The use of radiofrequency monitoring to detect cell phone usage inside Warkworth Institution has been known for some time.  Also known is the OPP has an ongoing criminal investigation to determine if unauthorized monitoring of cell phone conversations in the parking lot or surrounding area constitutes a violation of the Criminal Code or Industry Canada regulations.  

We have now learned that such monitoring may have been more widespread.

Northumberland 89.7 has obtained documents under Access to Information and found that in an email dated March 11, 2016, Correctional Service National Headquarters proposed to respond to a Globe & Mail inquiry by stating: The Correctional Service of Canada entered into a contract in 2015 to perform radiofrequency monitoring to confirm the presence of cell phone " inside institutions".  The carefully worded response uses the plural in reference to institutions.  Further it confirms that the decision to monitor was taken at the national level in 2015. 

On September 15, 2015, then-Warden Scott Thompson apologized for staff intrusion into private calls calling the use of the device picking up the calls a "pilot project".  Northumberland 89.7 has learned that the person hired to conduct the surveillance, Peter Steeves, billed Warkworth over $2,000 for work performed in May of 2015 and over $7,300 for monitoring in June. 

Further, documents reveal that the National Headquarters of the CSC paid over $8,000 for work conducted at the Grand Valley Institute for Women in Kitchener in September 2015. Additional documents received by Northumberland 89.7 show the work was for security upgrades not involving radio frequency monitoring despite the production of the invoice said by CSC to be relevant to such surveillance.

Fallout from the 2015 operations include allegations from staff that their personal communications were under surveillance.  The union for correctional officers complained there were too many detections of cellular devices for it to be just inmate population.  The contractor admitted pick up of private conversations for which the Warden issued an apology. 

From the documents reviewed it is obvious CSC never tested the range of the surveillance equipment before using it.  Further, it now seems that if similar contracts were issued for surveillance at Grand Valley Institution, the monitoring may have been more widespread than CSC has revealed.  

It was not the action of a rogue Warden but a decision to monitor taken at the national level without adequate assurances that only calls behind prison walls would be captured.  In repeated attempts by journalists to questions of usage elsewhere, the standard reply has been: "For safety and security reasons, CSC cannot disclose which technology and design features are in use at any specific facility." 

Monitoring private phone calls without a court order could result in criminal charges.
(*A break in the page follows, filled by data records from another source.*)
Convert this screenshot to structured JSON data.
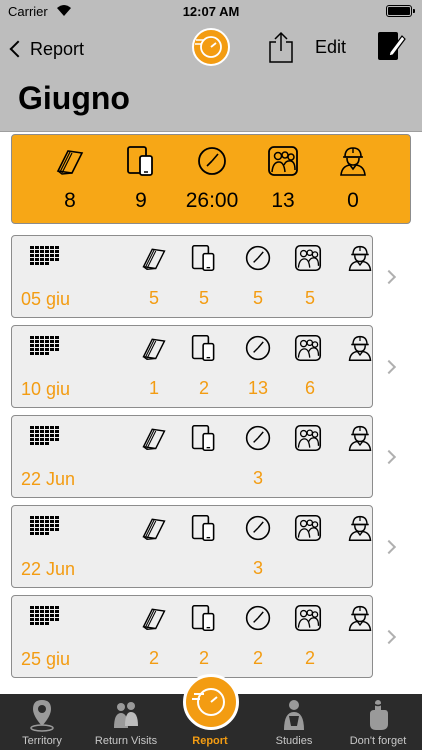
{
  "status": {
    "carrier": "Carrier",
    "time": "12:07 AM"
  },
  "nav": {
    "back_label": "Report",
    "edit_label": "Edit",
    "title": "Giugno"
  },
  "summary": {
    "placements": "8",
    "videos": "9",
    "hours": "26:00",
    "return_visits": "13",
    "studies": "0"
  },
  "rows": [
    {
      "date": "05 giu",
      "placements": "5",
      "videos": "5",
      "hours": "5",
      "return_visits": "5",
      "studies": ""
    },
    {
      "date": "10 giu",
      "placements": "1",
      "videos": "2",
      "hours": "13",
      "return_visits": "6",
      "studies": ""
    },
    {
      "date": "22 Jun",
      "placements": "",
      "videos": "",
      "hours": "3",
      "return_visits": "",
      "studies": ""
    },
    {
      "date": "22 Jun",
      "placements": "",
      "videos": "",
      "hours": "3",
      "return_visits": "",
      "studies": ""
    },
    {
      "date": "25 giu",
      "placements": "2",
      "videos": "2",
      "hours": "2",
      "return_visits": "2",
      "studies": ""
    }
  ],
  "tabs": [
    {
      "label": "Territory",
      "icon": "map-pin-icon"
    },
    {
      "label": "Return Visits",
      "icon": "people-icon"
    },
    {
      "label": "Report",
      "icon": "report-icon"
    },
    {
      "label": "Studies",
      "icon": "study-icon"
    },
    {
      "label": "Don't forget",
      "icon": "reminder-finger-icon"
    }
  ],
  "colors": {
    "accent": "#f39c12",
    "summary_bg": "#f7a716",
    "bar_bg": "#bdbdbd",
    "tab_bg": "#2b2b2b"
  }
}
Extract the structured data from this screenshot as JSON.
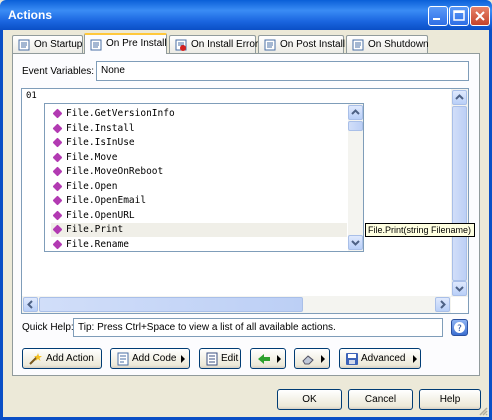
{
  "window": {
    "title": "Actions"
  },
  "tabs": [
    {
      "label": "On Startup",
      "icon": "page-icon"
    },
    {
      "label": "On Pre Install",
      "icon": "page-icon"
    },
    {
      "label": "On Install Error",
      "icon": "error-page-icon"
    },
    {
      "label": "On Post Install",
      "icon": "page-icon"
    },
    {
      "label": "On Shutdown",
      "icon": "page-icon"
    }
  ],
  "active_tab": "On Pre Install",
  "event_variables": {
    "label": "Event Variables:",
    "value": "None"
  },
  "editor": {
    "line_number": "01"
  },
  "autocomplete": {
    "items": [
      "File.GetVersionInfo",
      "File.Install",
      "File.IsInUse",
      "File.Move",
      "File.MoveOnReboot",
      "File.Open",
      "File.OpenEmail",
      "File.OpenURL",
      "File.Print",
      "File.Rename"
    ],
    "selected": "File.Print",
    "tooltip": "File.Print(string Filename)"
  },
  "quick_help": {
    "label": "Quick Help:",
    "value": "Tip: Press Ctrl+Space to view a list of all available actions."
  },
  "toolbar": {
    "add_action": "Add Action",
    "add_code": "Add Code",
    "edit": "Edit",
    "advanced": "Advanced"
  },
  "footer": {
    "ok": "OK",
    "cancel": "Cancel",
    "help": "Help"
  }
}
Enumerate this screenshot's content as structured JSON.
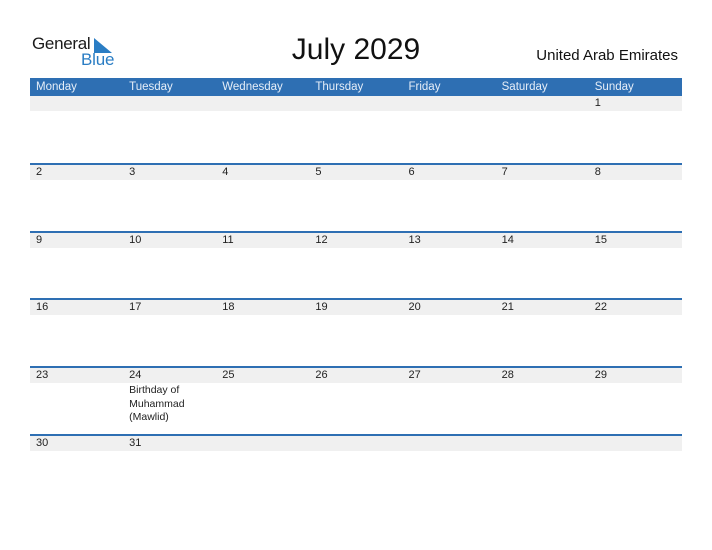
{
  "logo": {
    "word1": "General",
    "word2": "Blue"
  },
  "title": "July 2029",
  "country": "United Arab Emirates",
  "colors": {
    "header_bg": "#2e6fb3",
    "band_bg": "#f0f0f0",
    "logo_blue": "#2a7dc4"
  },
  "weekdays": [
    "Monday",
    "Tuesday",
    "Wednesday",
    "Thursday",
    "Friday",
    "Saturday",
    "Sunday"
  ],
  "weeks": [
    {
      "days": [
        "",
        "",
        "",
        "",
        "",
        "",
        "1"
      ],
      "events": [
        "",
        "",
        "",
        "",
        "",
        "",
        ""
      ]
    },
    {
      "days": [
        "2",
        "3",
        "4",
        "5",
        "6",
        "7",
        "8"
      ],
      "events": [
        "",
        "",
        "",
        "",
        "",
        "",
        ""
      ]
    },
    {
      "days": [
        "9",
        "10",
        "11",
        "12",
        "13",
        "14",
        "15"
      ],
      "events": [
        "",
        "",
        "",
        "",
        "",
        "",
        ""
      ]
    },
    {
      "days": [
        "16",
        "17",
        "18",
        "19",
        "20",
        "21",
        "22"
      ],
      "events": [
        "",
        "",
        "",
        "",
        "",
        "",
        ""
      ]
    },
    {
      "days": [
        "23",
        "24",
        "25",
        "26",
        "27",
        "28",
        "29"
      ],
      "events": [
        "",
        "Birthday of Muhammad (Mawlid)",
        "",
        "",
        "",
        "",
        ""
      ]
    },
    {
      "days": [
        "30",
        "31",
        "",
        "",
        "",
        "",
        ""
      ],
      "events": [
        "",
        "",
        "",
        "",
        "",
        "",
        ""
      ]
    }
  ]
}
The result of the OPP investigation has been turned over to Crown counsel to decide if charges will be laid.